Now, if you’re okay with spending the same as you did back home, you’ll also probably get more for your money. Because a lot of people don’t move to México to live frugally. Some people also want a nice life or a new adventure for the same money. And Mexico also offers that.
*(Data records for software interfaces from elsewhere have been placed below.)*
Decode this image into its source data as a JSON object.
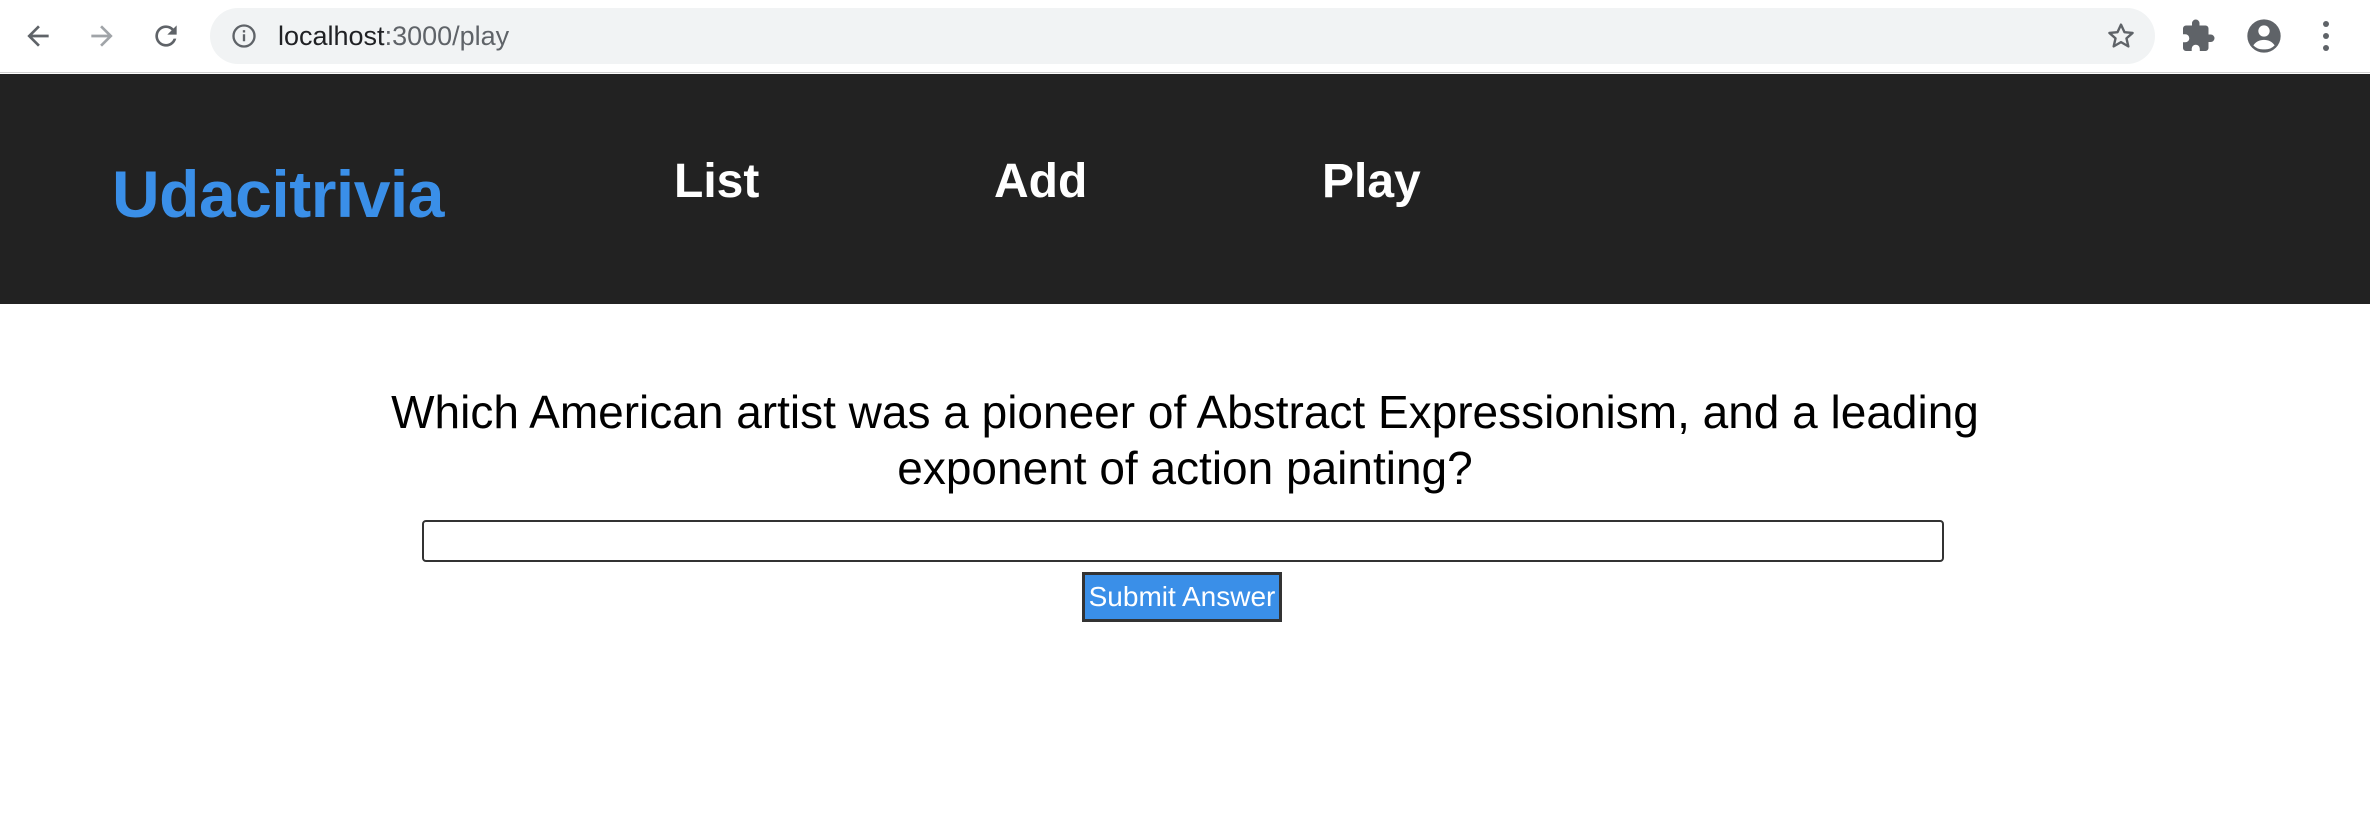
{
  "browser": {
    "url_host": "localhost",
    "url_rest": ":3000/play",
    "icons": {
      "back": "back-arrow-icon",
      "forward": "forward-arrow-icon",
      "reload": "reload-icon",
      "info": "info-icon",
      "bookmark": "star-icon",
      "extensions": "puzzle-icon",
      "profile": "account-icon",
      "menu": "kebab-menu-icon"
    }
  },
  "header": {
    "brand": "Udacitrivia",
    "nav": [
      "List",
      "Add",
      "Play"
    ]
  },
  "quiz": {
    "question": "Which American artist was a pioneer of Abstract Expressionism, and a leading exponent of action painting?",
    "answer_value": "",
    "submit_label": "Submit Answer"
  },
  "colors": {
    "brand": "#3a8fe8",
    "header_bg": "#222222",
    "button_bg": "#3a8fe8"
  }
}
But it comes down to YOUR lifestyle.
Low Cost Of Living in Mexico is Not The Same As The Residency Requirements
I also want you to remember that the income requirements for residency are not 1:1 when I talk about the cost of living in Mexico.
Mexico’s Consulates abroad use a formula currently that considers Mexico’s minimum wage.
The current minimum wage is $172.87 pesos daily, and the formula for Temporary Residency is
- 300 days x minimum wage (172.87) = 51,861 pesos- Amount needed monthly to qualify for Temporary Residency in Mexico
$51,861 Pesos is ~$2593 USD.
So in 2022, $2593 USD is the MINIMUM AMOUNT NEEDED MONTHLY TO QUALIFY FOR Residency in Mexico under financial solvency.
Minimum Wage In Mexico Will Increase by 20% in 2023
HOWEVER- You may have heard that the Mexican government is increasing their minimum wages by 20% next year.
And although most consulates haven’t publicized it, we can almost assume that income requirements for 2023 will also increase since the consulates have historically used a formula that includes minimum wage.
And I say “almost assume” because there is another formula known as the UMA, which some consulates have used in the past and would make the income requirements for residency in Mexico much much lower. But we don’t know or have any reason to think they will implement the UMA next year.
Some consulates in Arizona have already started asking applicants to prove $3,000 USD a month for the last 6 months to obtain a Temporary Residency, which is a $500-$600 dollar increase from 2022.
It’s also very important to remember that every consulate has its own income and other general requirements. And as frustrating as it sometimes seems not to get a centralized way of doing things, it’s a small glimpse into Mexican bureaucracy. Learn this word because you need it “paciencia” (patience).
That is why I recommend you apply for residency as soon as possible. If you qualify today doesn’t mean you’ll qualify next year. And you don’t have to live in Mexico to remain a resident.
As soon as I know of any updates regarding residency or other important information, I will keep you all posted.
But for now, we will all have to wait and see what most consulates do in 2023.